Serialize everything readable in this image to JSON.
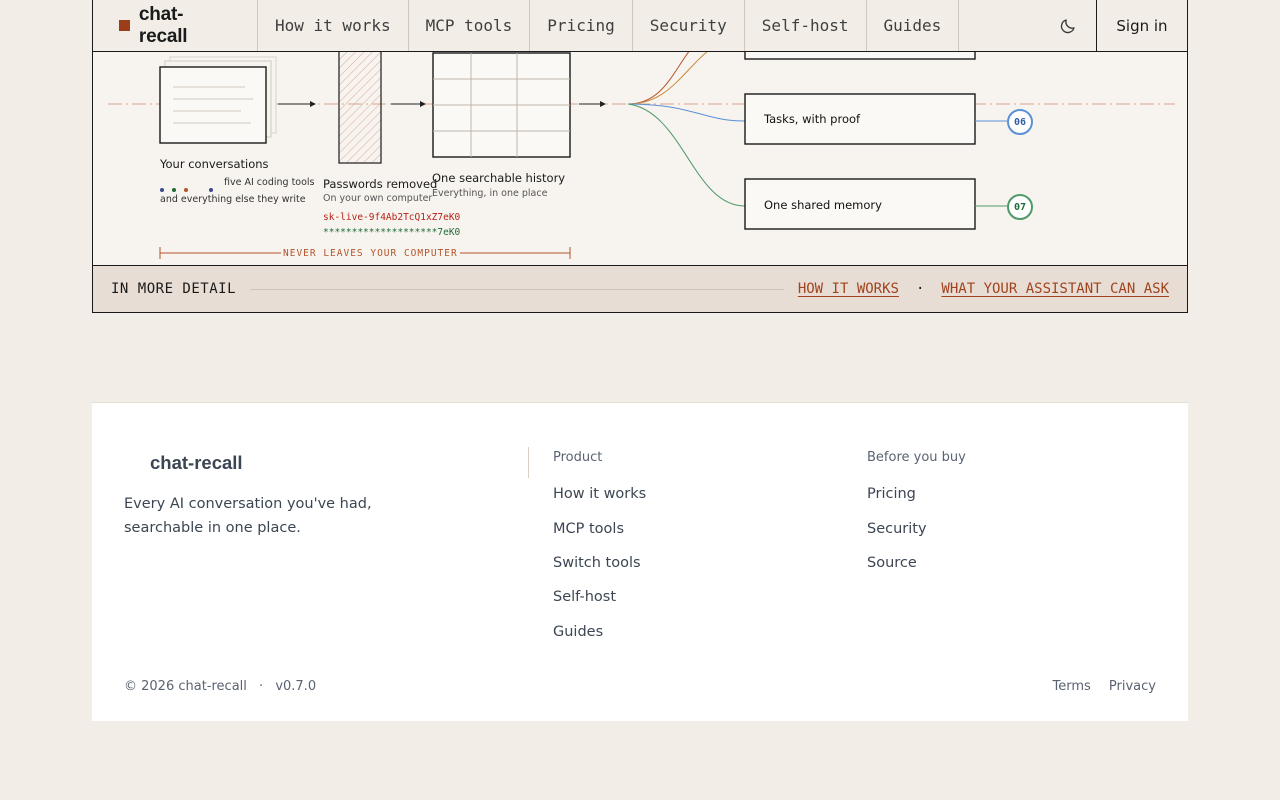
{
  "header": {
    "brand": "chat-recall",
    "nav": [
      {
        "label": "How it works"
      },
      {
        "label": "MCP tools"
      },
      {
        "label": "Pricing"
      },
      {
        "label": "Security"
      },
      {
        "label": "Self-host"
      },
      {
        "label": "Guides"
      }
    ],
    "theme_icon": "moon-icon",
    "sign_in": "Sign in"
  },
  "diagram": {
    "stage_conversations": {
      "title": "Your conversations",
      "line1": "five AI coding tools",
      "line2": "and everything else they write",
      "dot_colors": [
        "#3b4a8f",
        "#1f6b36",
        "#b5532a",
        "#3b4a8f"
      ]
    },
    "stage_passwords": {
      "title": "Passwords removed",
      "subtitle": "On your own computer",
      "secret_raw": "sk-live-9f4Ab2TcQ1xZ7eK0",
      "secret_masked": "********************7eK0"
    },
    "stage_history": {
      "title": "One searchable history",
      "subtitle": "Everything, in one place"
    },
    "never_leaves": "NEVER LEAVES YOUR COMPUTER",
    "outputs": [
      {
        "label": "Tasks, with proof",
        "badge": "06",
        "color": "#5b8fd6"
      },
      {
        "label": "One shared memory",
        "badge": "07",
        "color": "#4f9a68"
      }
    ]
  },
  "detail": {
    "label": "IN MORE DETAIL",
    "links": [
      {
        "label": "HOW IT WORKS"
      },
      {
        "label": "WHAT YOUR ASSISTANT CAN ASK"
      }
    ],
    "separator": "·"
  },
  "footer": {
    "brand": "chat-recall",
    "tagline": "Every AI conversation you've had, searchable in one place.",
    "product": {
      "heading": "Product",
      "links": [
        "How it works",
        "MCP tools",
        "Switch tools",
        "Self-host",
        "Guides"
      ]
    },
    "before_you_buy": {
      "heading": "Before you buy",
      "links": [
        "Pricing",
        "Security",
        "Source"
      ]
    },
    "copyright": "© 2026 chat-recall",
    "dot": "·",
    "version": "v0.7.0",
    "legal": [
      "Terms",
      "Privacy"
    ]
  },
  "colors": {
    "accent": "#9a3d18",
    "link": "#a0441e",
    "background": "#f2eee7",
    "detail_bar": "#e8ddd4"
  }
}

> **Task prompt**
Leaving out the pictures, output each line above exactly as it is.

> **Answer to this problem**
Serialize everything readable in this image to JSON.
{
  "header": {
    "brand": "chat-recall",
    "nav": [
      {
        "label": "How it works"
      },
      {
        "label": "MCP tools"
      },
      {
        "label": "Pricing"
      },
      {
        "label": "Security"
      },
      {
        "label": "Self-host"
      },
      {
        "label": "Guides"
      }
    ],
    "theme_icon": "moon-icon",
    "sign_in": "Sign in"
  },
  "diagram": {
    "stage_conversations": {
      "title": "Your conversations",
      "line1": "five AI coding tools",
      "line2": "and everything else they write",
      "dot_colors": [
        "#3b4a8f",
        "#1f6b36",
        "#b5532a",
        "#3b4a8f"
      ]
    },
    "stage_passwords": {
      "title": "Passwords removed",
      "subtitle": "On your own computer",
      "secret_raw": "sk-live-9f4Ab2TcQ1xZ7eK0",
      "secret_masked": "********************7eK0"
    },
    "stage_history": {
      "title": "One searchable history",
      "subtitle": "Everything, in one place"
    },
    "never_leaves": "NEVER LEAVES YOUR COMPUTER",
    "outputs": [
      {
        "label": "Tasks, with proof",
        "badge": "06",
        "color": "#5b8fd6"
      },
      {
        "label": "One shared memory",
        "badge": "07",
        "color": "#4f9a68"
      }
    ]
  },
  "detail": {
    "label": "IN MORE DETAIL",
    "links": [
      {
        "label": "HOW IT WORKS"
      },
      {
        "label": "WHAT YOUR ASSISTANT CAN ASK"
      }
    ],
    "separator": "·"
  },
  "footer": {
    "brand": "chat-recall",
    "tagline": "Every AI conversation you've had, searchable in one place.",
    "product": {
      "heading": "Product",
      "links": [
        "How it works",
        "MCP tools",
        "Switch tools",
        "Self-host",
        "Guides"
      ]
    },
    "before_you_buy": {
      "heading": "Before you buy",
      "links": [
        "Pricing",
        "Security",
        "Source"
      ]
    },
    "copyright": "© 2026 chat-recall",
    "dot": "·",
    "version": "v0.7.0",
    "legal": [
      "Terms",
      "Privacy"
    ]
  },
  "colors": {
    "accent": "#9a3d18",
    "link": "#a0441e",
    "background": "#f2eee7",
    "detail_bar": "#e8ddd4"
  }
}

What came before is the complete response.